The proposed cuts follow the elimination of 69 positions from across all levels of government in 2014, the result of merging and consolidating departments and responsibilities. Additionally, the personnel budget of the Office of the County Executive will achieve a savings of $30,000 in 2015.  By aligning existing functions with current industry standards, the redesigned footprint of the County Executive's operations will provide superior coordination throughout the organization.

Under the FY 2015 proposal, 33 positions in security, hospital radiology and laundry and the DSS Managed Care Unit will be outsourced to private firms.

Summit Park Hospital & Nursing Care Center

The sale of Summit Park Hospital & Nursing Care Center continues to move forward with cooperation from Sympaticare, LLC.  With a contract closing still months away, operations at both facilities have been fully funded for all of 2015.  The final sale is subject to court approvals and the New York State Department of Health.  The proposed 2015 budget does not include expected revenue from any possible transaction as it relates to the transfer of ownership.

Contract Agencies

Most agencies that contract with Rockland County for services will see an across the board reduction in funding of 100% in the proposed 2015 budget.

"Everyone is sharing in the pain," said the County Executive. "As we look to make deep cuts to our workforce, I must consider the millions paid each year to the many outside agencies doing business with the County.  In the future, performance indicators will be used to evaluate service delivery and program benefits."

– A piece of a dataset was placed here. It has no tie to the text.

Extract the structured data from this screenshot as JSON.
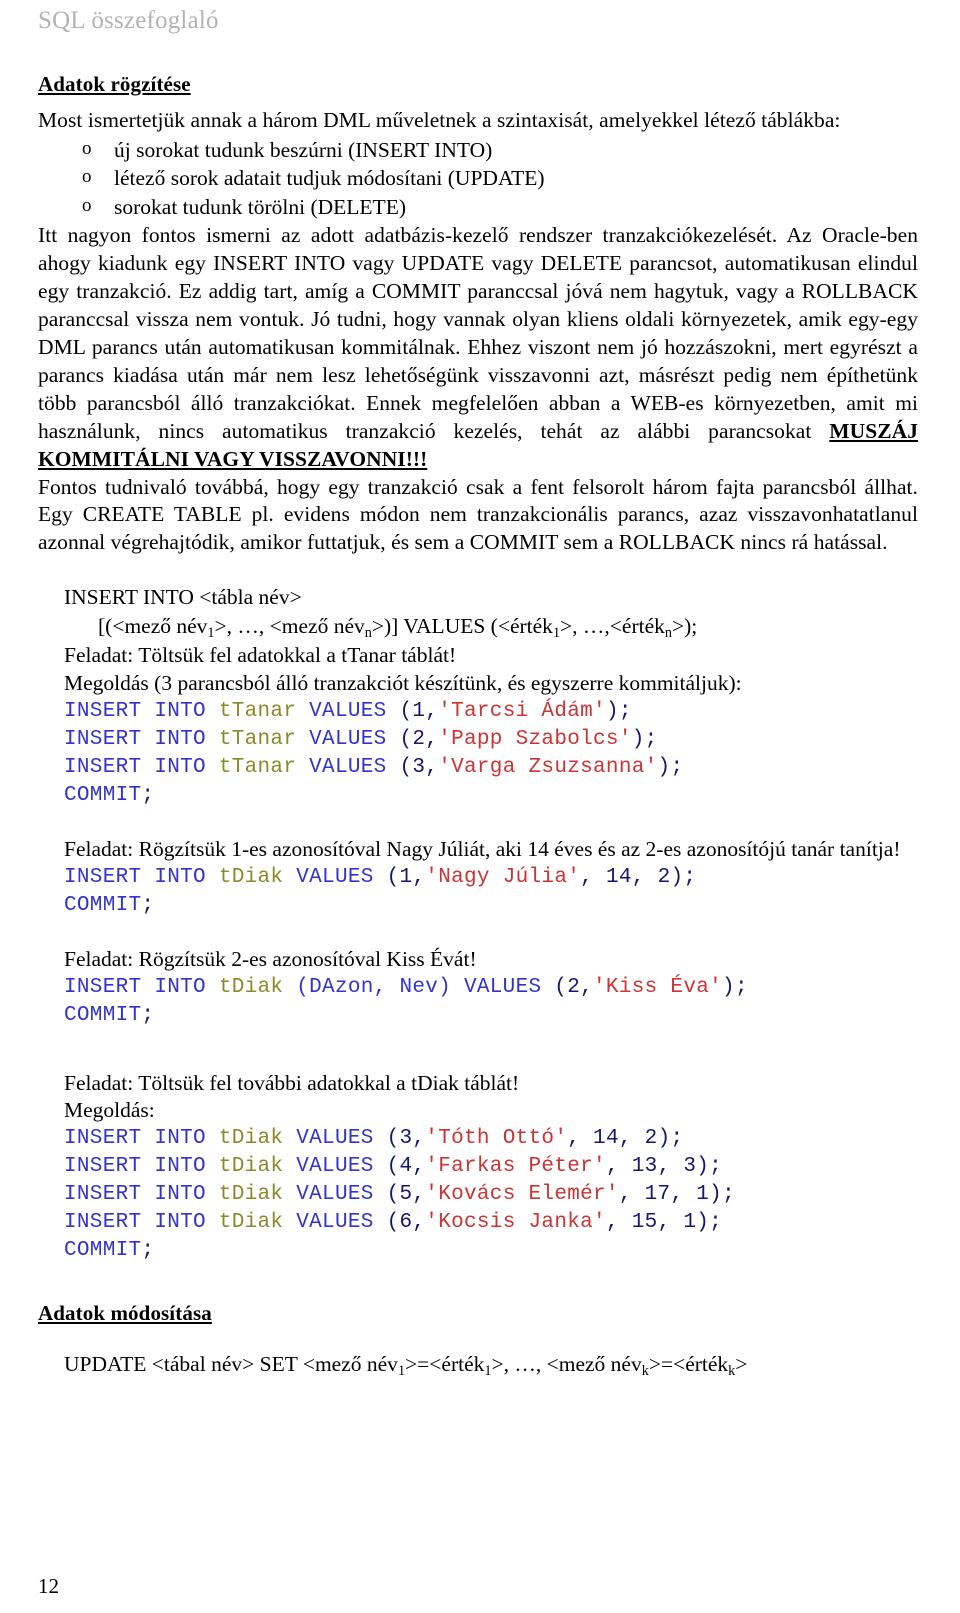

The Proposed 2015 Budget represents a disciplined approach to fiscal management as the County continues to adjust to economic realities, moderate revenue growth and continued demand for services and programs without adequate state and federal funding.  The fiscal plan builds on the progress made in 2014 in stabilizing County finances, including an upgrade of Rockland's credit rating (Moody's) one notch to "Baa2" from "Baa3" and a revised outlook to "positive" from "stable."

Day called the spending plan "a tough budget for tough times" that will start to close the county's massive deficit and provide a "strong and stable foundation" to meet future needs.   "Without decisive action now, the county's severe money problems will persist, threatening economic growth and the ability to deliver the critical services our residents are paying for."

County Executive Day credits the hard work of his commissioners and department heads to stabilize the County budget. "Our commissioners understand the economic challenges and they have worked proactively to streamline operations, downsize the workforce, cut expenditures and find new recurring sources of revenue," said Day. "This aggressive planning and conservative budgeting has enabled us to face the difficult challenges that continue to lie ahead. I look forward to working with the Legislature to keeping the county moving forward."

In keeping with the administration's pledge of transparency, County Executive Day will host two town hall forums to discuss the 2015 budget process:

  • Wednesday, October 22 - 7 p.m. -  Fieldstone Middle School - 100 Fieldstone Drive, Thiells
  • Thursday, November 20 - 7 p.m.  -  Suffern Free Library - 210 Lafayette Avenue, Suffern

Residents of Rockland County are invited to bring any question or idea they want to discuss face-to-face with County Executive Day.  Residents may also submit questions in advance via email at Q&